Van Buren County High School was built under the plan and direction of Superintendent of Schools James Maurice Taft. At the September 10, 1936 meeting of the Van Buren County Board of Education, James M. Taft, Superintendent, and board members, Sam Gamble, C.L. Russell, Marie Hillis, P.M. Shockley, Albert Jones, Sr., John Deweese, and Charlie Hollingsworth, were appointed to purchase land and materials necessary to build a public high school.

The cost of Superintendent Taft’s plan was estimated at $80,000—a high price for the county in the 1930s. Looking for a budget-wise plan, the board of education bought 103 acres of forested land for $309. The trees on this land were cut for lumber by volunteers. A sand-stone quarry was opened on this land as well. A sawmill was constructed from junk-pile parts, and the lumber was sawed by local men. With the help of students, the school was rushed to completion in the fall of 1940.

James Maurice Taft

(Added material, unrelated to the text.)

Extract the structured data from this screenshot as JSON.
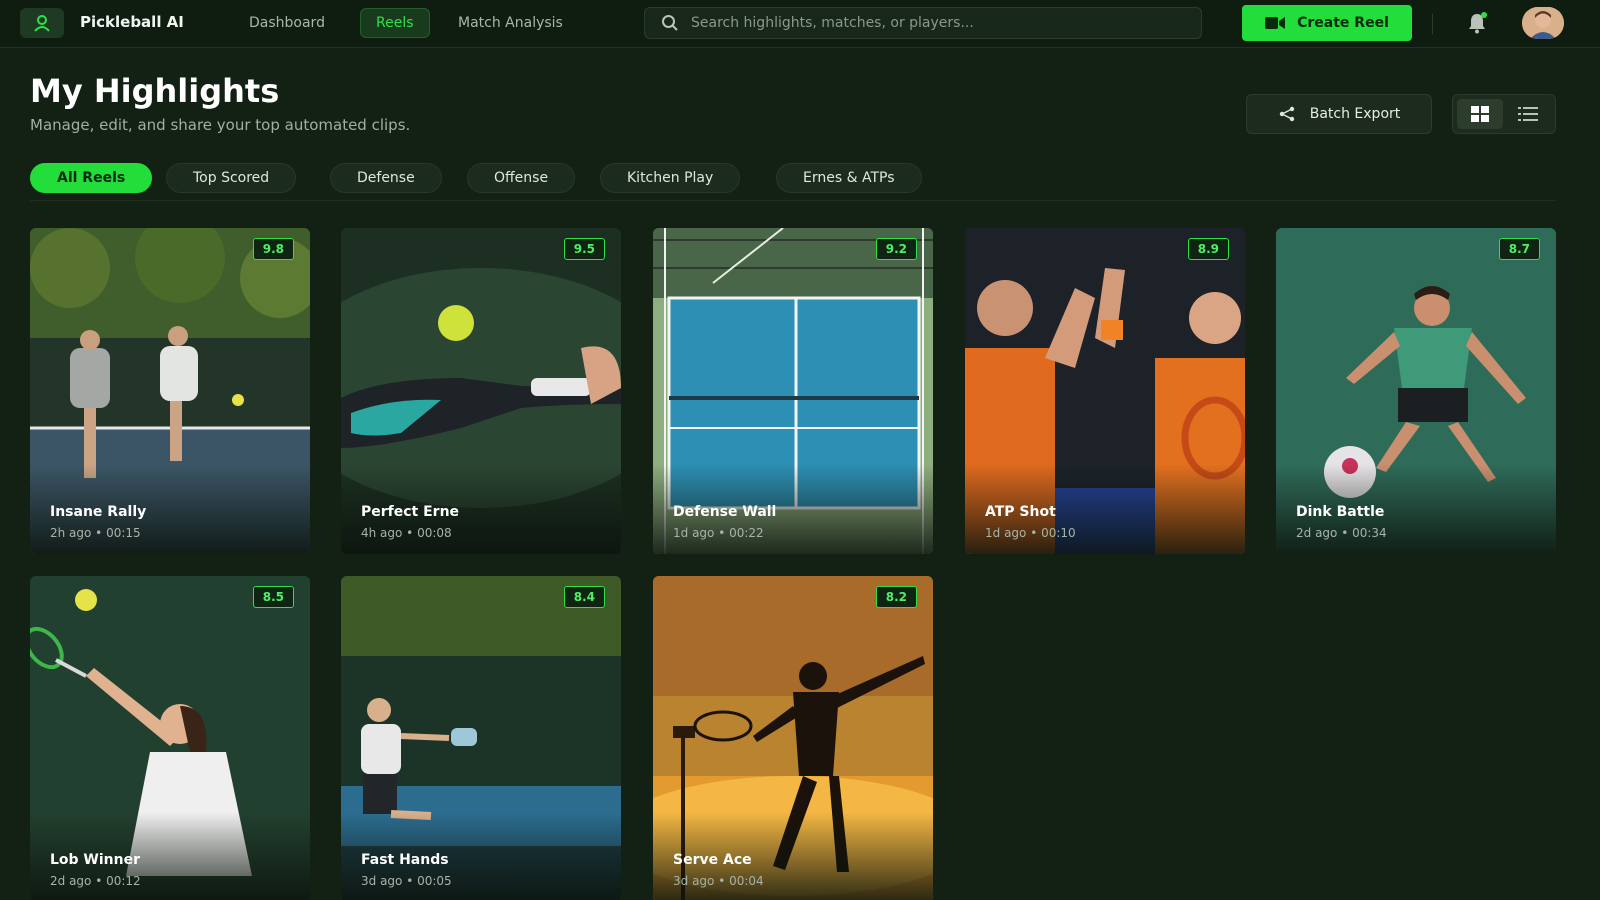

The class of 1939 was the first to graduate in the original high school. Though the first to attend school was the graduating class of 1940. The class of 1939 consisted of thirteen students: Velma Hillis, Willene Hollingsworth, Hassie Lee McCormick, Ina Cunningham, Edith Juanita Bouldin, Robbie Hillis, Mary Moore, Leonard Davis, Lois Witt, Ganell Rodgers, Karl J. Rodgers, President, Karl Hillis, Vice-President, and Joene Guy, Secretary and Treasurer. Superintendent Taft was the school principal for the class of ‘39 and Chester Haston was the class sponsor.

The original structure cost only $20,000. Additions were made in 1956, 1969, and 1974. In 1956, a stage and dressing room addition was made to the north side of the gym. This also included a new cafeteria and new classrooms and offices. The left wing of the school was added in 1969 and the right wing in 1974. The industrial arts building was completed in 1985.

The remains of the original structure after the fire in 1988.

The original main building was destroyed in a fire on October 3, 1988. No one knows what caused the fire, though there is speculation that it began from faulty wiring in the school’s new dishwasher. The industrial arts building and agriculture building were saved through the honorable efforts of local and neighboring fire departments.

The first class to graduate in the new high school building was the class of 1990, but the first to attend was the class of 1991. Additions have been made to the current campus such as the addition to the industrial arts building in 2001 and the completion of the freshman academy and auxiliary gym in January 2012.

Even through hard and pressing times, Van Buren County High School has, and will continue to prevail.

Enrollment is over 400, serving grades 6-12.

-Casey Edwards, Class of 2016

The present building completed in 1990.